2)    Second, healthy families look out for one another. A nation is like a family. Paul informed the Athenian thinkers that God created all humans from a single progenitor , determined them to divide into nations, and share the land, understanding we are all God’s “offspring” (or family, or nation, or race, or descendants, or people, see Acts 17: 24-31, especially verse 29) and, therefore, God wants us to be merciful to each person as if she or he was a member of our own nuclear family.

3)    Finally, third, any attitude that ignores the good requirements of God, our creator, that have been set down for our benefit, reveals that rejector to be like a selfish child who enjoys shelter under his or her loving parents’ roof, eating the food they provide, and taking the care they give, but ending with nothing but a false sense of importance and entitlement.

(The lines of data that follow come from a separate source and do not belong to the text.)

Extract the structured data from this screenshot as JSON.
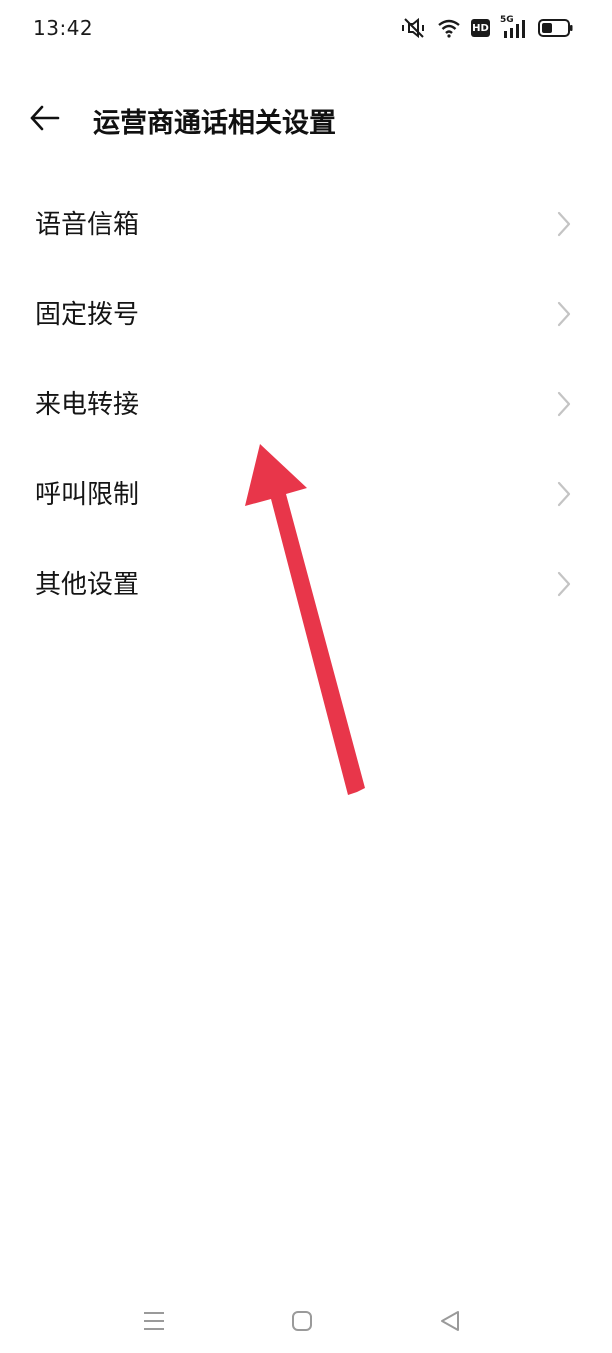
{
  "status_bar": {
    "time": "13:42",
    "hd_label": "HD",
    "network_label": "5G",
    "icons": [
      "mute-icon",
      "wifi-icon",
      "hd-icon",
      "signal-icon",
      "battery-icon"
    ]
  },
  "header": {
    "title": "运营商通话相关设置",
    "back_icon": "arrow-left-icon"
  },
  "menu": {
    "items": [
      {
        "label": "语音信箱"
      },
      {
        "label": "固定拨号"
      },
      {
        "label": "来电转接"
      },
      {
        "label": "呼叫限制"
      },
      {
        "label": "其他设置"
      }
    ]
  },
  "annotation": {
    "color": "#e8364a",
    "icon": "annotation-arrow-icon"
  },
  "nav_bar": {
    "icons": [
      "menu-icon",
      "home-icon",
      "back-triangle-icon"
    ]
  },
  "colors": {
    "background": "#ffffff",
    "text": "#151515",
    "chevron": "#c4c4c4"
  }
}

When the parents withdraw all the benefits because of death or disgust, misery is the result.

What then does God’s wisdom outline for the way we should build a healthy new 

way of life for rebuilding our futures together? In these times of confusion, fear, and rage, we need to build a routine based on our Creator’s guidelines, by focusing on justice, mercy, and humility before God. To put it simply: to give each other a fair shake (to accomplish a just way of living for all), to treat each other with the graciousness with which we want ourselves to be treated (to be merciful with one another), and to acknowledge daily with gratitude God who sustains us in the beautiful world God provided us for all the days we live in it (to be humbly attentive to the way God wants us to live).

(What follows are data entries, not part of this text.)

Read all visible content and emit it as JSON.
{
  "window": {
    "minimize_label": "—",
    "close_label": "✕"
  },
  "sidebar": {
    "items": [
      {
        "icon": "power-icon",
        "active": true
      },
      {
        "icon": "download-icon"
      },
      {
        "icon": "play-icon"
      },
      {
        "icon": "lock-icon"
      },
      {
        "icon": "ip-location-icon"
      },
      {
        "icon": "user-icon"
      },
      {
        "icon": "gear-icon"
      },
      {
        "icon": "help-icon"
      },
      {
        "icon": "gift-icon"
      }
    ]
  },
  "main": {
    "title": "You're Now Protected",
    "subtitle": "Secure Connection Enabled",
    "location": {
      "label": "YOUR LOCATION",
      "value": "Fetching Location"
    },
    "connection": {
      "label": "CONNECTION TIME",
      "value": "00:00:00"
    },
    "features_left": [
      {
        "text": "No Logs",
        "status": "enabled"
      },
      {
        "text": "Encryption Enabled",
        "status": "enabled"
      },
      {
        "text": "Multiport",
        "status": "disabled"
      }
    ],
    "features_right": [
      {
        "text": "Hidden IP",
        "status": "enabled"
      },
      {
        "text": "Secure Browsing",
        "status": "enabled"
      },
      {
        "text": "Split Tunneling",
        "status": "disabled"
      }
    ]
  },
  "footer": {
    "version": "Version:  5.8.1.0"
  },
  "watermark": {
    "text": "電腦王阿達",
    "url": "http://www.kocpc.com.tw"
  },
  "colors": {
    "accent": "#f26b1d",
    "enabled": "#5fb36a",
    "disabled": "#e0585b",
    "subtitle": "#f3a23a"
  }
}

[1] Fox 46, Charlotte, Blue Ridge Parkway warns drivers of 700-pound elk; saying they’re charging at cars,”, posted Oct 7, 2019, updated: Oct 7, 2019, accessed June 22, 2021.

[2] This dilemma has created a surprising shortage in staffing. Just this morning (June 22, 2021). a supervisor told me his business was suffering from that shortage and then described the effects of such a fallout on a blighted restaurant experience he and his wife had had this past weekend. Despite a reservation for dinner, they had to wait 45 minutes to be seated, then were served a cold meal. Complaining to the manager, all this poor employer was able to do was apologize that he couldn’t find anybody qualified who wanted to work and, as a result, everything seemed to be going wrong.

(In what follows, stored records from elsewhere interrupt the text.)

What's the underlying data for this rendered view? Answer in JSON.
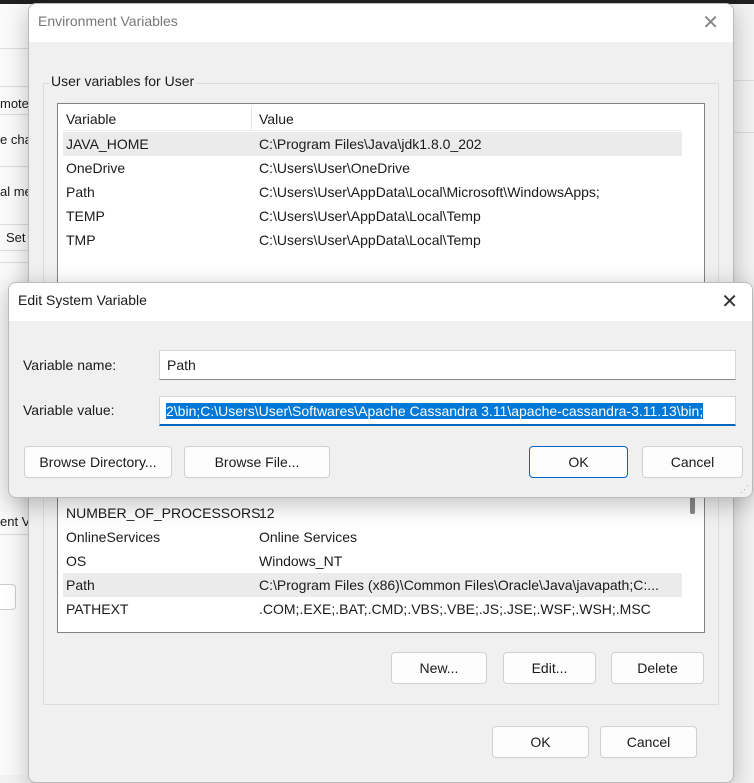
{
  "background": {
    "fragments": [
      "mote",
      "e cha",
      "al me",
      "Set",
      "ent V"
    ]
  },
  "env_dialog": {
    "title": "Environment Variables",
    "user_group_label": "User variables for User",
    "columns": [
      "Variable",
      "Value"
    ],
    "user_vars": [
      {
        "name": "JAVA_HOME",
        "value": "C:\\Program Files\\Java\\jdk1.8.0_202",
        "selected": true
      },
      {
        "name": "OneDrive",
        "value": "C:\\Users\\User\\OneDrive"
      },
      {
        "name": "Path",
        "value": "C:\\Users\\User\\AppData\\Local\\Microsoft\\WindowsApps;"
      },
      {
        "name": "TEMP",
        "value": "C:\\Users\\User\\AppData\\Local\\Temp"
      },
      {
        "name": "TMP",
        "value": "C:\\Users\\User\\AppData\\Local\\Temp"
      }
    ],
    "system_vars": [
      {
        "name": "NUMBER_OF_PROCESSORS",
        "value": "12"
      },
      {
        "name": "OnlineServices",
        "value": "Online Services"
      },
      {
        "name": "OS",
        "value": "Windows_NT"
      },
      {
        "name": "Path",
        "value": "C:\\Program Files (x86)\\Common Files\\Oracle\\Java\\javapath;C:...",
        "selected": true
      },
      {
        "name": "PATHEXT",
        "value": ".COM;.EXE;.BAT;.CMD;.VBS;.VBE;.JS;.JSE;.WSF;.WSH;.MSC"
      }
    ],
    "buttons": {
      "new": "New...",
      "edit": "Edit...",
      "delete": "Delete",
      "ok": "OK",
      "cancel": "Cancel"
    }
  },
  "edit_dialog": {
    "title": "Edit System Variable",
    "name_label": "Variable name:",
    "name_value": "Path",
    "value_label": "Variable value:",
    "value_value": "2\\bin;C:\\Users\\User\\Softwares\\Apache Cassandra 3.11\\apache-cassandra-3.11.13\\bin;",
    "buttons": {
      "browse_dir": "Browse Directory...",
      "browse_file": "Browse File...",
      "ok": "OK",
      "cancel": "Cancel"
    }
  }
}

[3] According to Our World in Data, in its updated “Statistics and Research: Coronavirus (COVID-19) Vaccinations,” only “22.2% of the world population has received at least one dose of a COVID-19 vaccine,” with India having less than 20% of its population with one dose, Mexico just over 20%, the United States over 50% but less than 60%, Canada, Israel, and the United Kingdom exceeding 60% of people having received one dose by June 22, 2021,, accessed June 23, 2021.

[4]Skye Gould , Madison Hall , and Joanna Lin Su, “The US has had 225 mass shootings in 2021 so far. Here's the full list.” Insider,, posted May 28, 2021, 10:39 AM, accessed June 23, 2021.

[5] KFF, “COVID-19 Coronavirus Tracker – Updated as of June 23,” The data is drawn from 

“the Johns Hopkins University (JHU) Coronavirus Resource Center’s COVID-19 Map and the World Health Organization’s (WHO) Coronavirus Disease (COVID-2019) situation reports,” Published: June 23, 2021. Accessed June 23, 2021.

[6] Noted as the traditional meaning in A. Philip Brown II and Bryan W. Smith, A Reader’s Hebrew Bible (Grand Rapids, MI: Zondervan, 2008), 1051. I consulted Karl Feyerabend, Langenscheidt Pocket Hebrew Dictionary to the Old Testament (New York: McGraw-Hill, 1969).

[7] See our other recent blogs related to the pandemic: “The Key to Surviving Physically and Spiritually Today” (Nov. 6, 2020), “Are People Listening Anymore?” (Aug. 31, 2020), “Responding to Floyd” (June 8, 2020), “Being Loving in Lockdown” (April 29, 2020) and my article “The Pagan Roots of the Charleston Shooting” in Africanus Journal 7:2 (Nov. 2015): 21-28.